Truth be told thanks to the song by Jim Croce that’s about all most of us know about Jeremiah. For 2500 years he’s been trying unsuccessfully to get us to look up and pay attention to how we’ve lost our way. And for 2500 years, well, we’ve had other things to worry about besides Jeremiah’s antics. He’s the great reminder that we are much more invested in keeping things the way they are than in looking up and seeing what more might be possible.
Jeremiah gave his whole self to his call of taking in and taking on the heartbreak of his time that has such echoes of our own – environmental catastrophe, neglect of the most vulnerable and a cascade of bad prophet imitators who are making life miserable for others. He did his best, tried everything he could, pulled out all the stops to get his people to see beyond their short term interests including eating bad figs, refusing to get married, making and breaking a beautiful pot, burying his swim suit.
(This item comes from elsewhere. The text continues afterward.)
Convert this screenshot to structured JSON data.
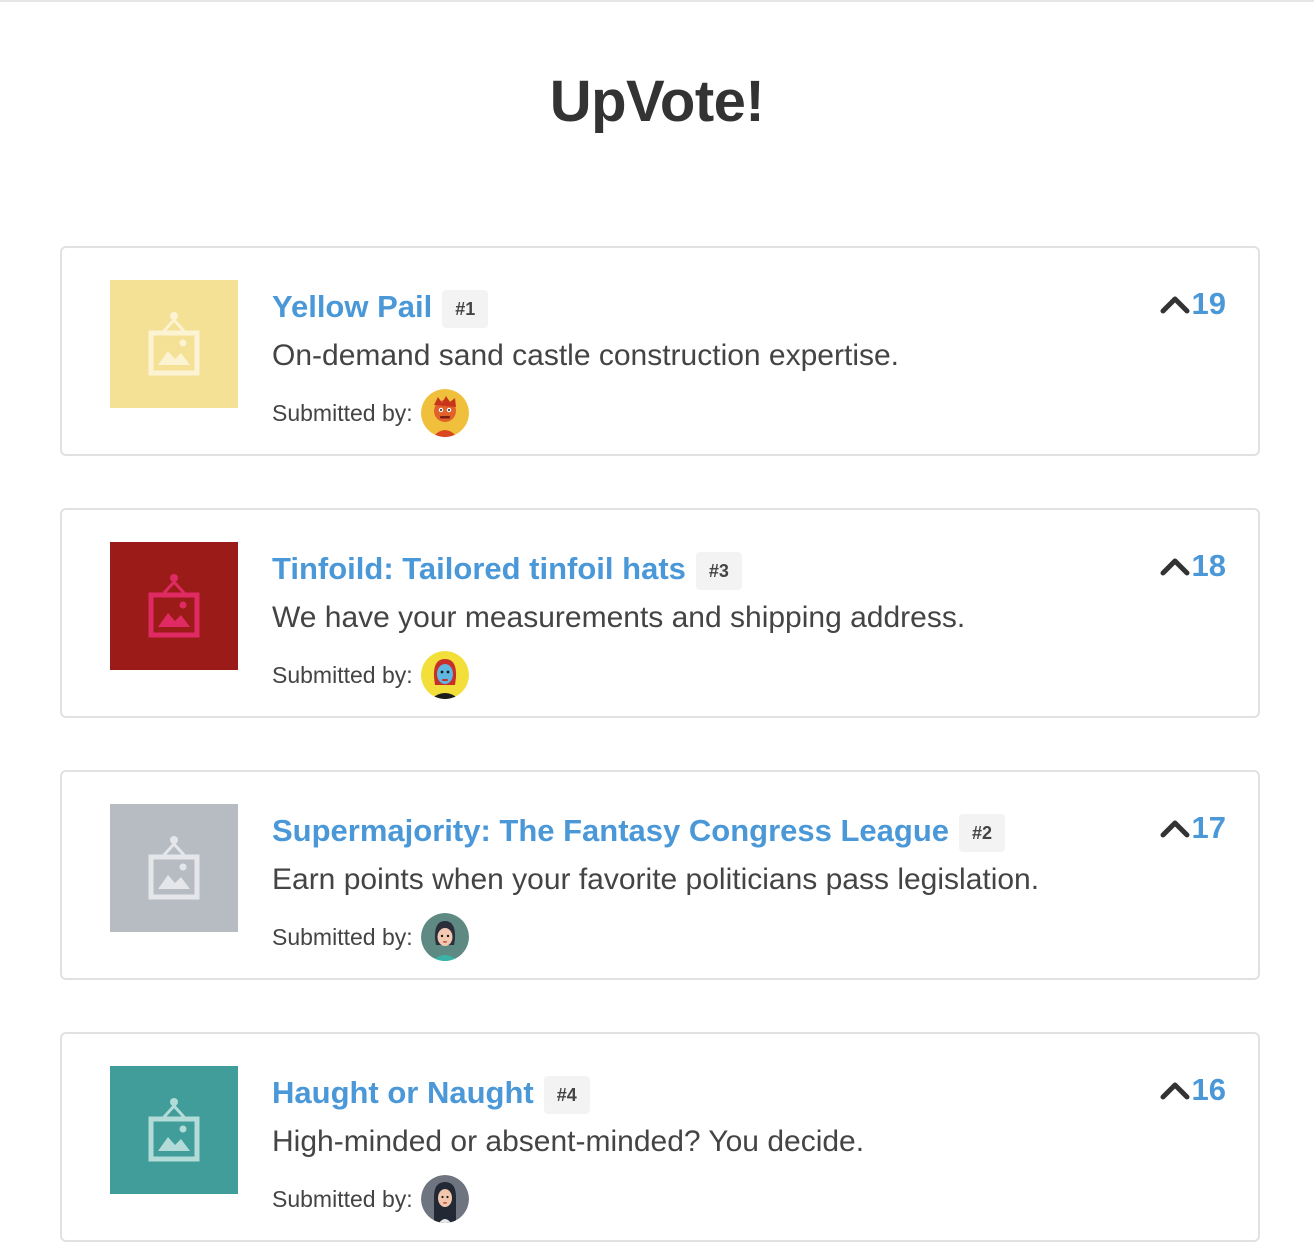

All of it, an attempt to get us to look up to see each other, remember who we are and are called to be. He had a wonderful image of our human possibility – a great parade of all of us led by the blind and lame and pregnant women.
I love the ending of Jeremiah. Everything Jeremiah said would happen, has happened. The Babylonian Empire overran tiny Judea, destroyed the temple, took the king away in chains to Babylon. It’s now a generation later and there’s a new king in Israel (still languishing in jail like the last king) and a new king of Babylon. The King of Babylon releases the King of Israel from prison and invites him to sit at his table each night and cares for his daily needs. Two enemies sit down together and discover each other which gives me hope for the rest of us.
Last Saturday I officiated at my first wedding in the last 19 months. Cooper, 4, and Connor, 2, were the ring bearers. They started out down the aisle with Cooper holding Connor in a neck brace stumbling along together. When their Dad opened his arms for them to come, Cooper ran down the aisle leaving poor Connor stumbling out to find comfort in his mom’s arms.
“Cooper you forgot Connor,” his Dad said.
Cooper looked back and went back down the aisle to find Connor.
This time he tried holding Connor around the waist but Connor walked too fast and Connor tumbled to the ground.
Cooper stopped, turned around. Came back, held out his hand and together hand in hand they found their way down the aisle.
If you walk ahead of me I may not follow. If you walk behind me I may not lead. But if you walk beside me, together we might yet find a new way home.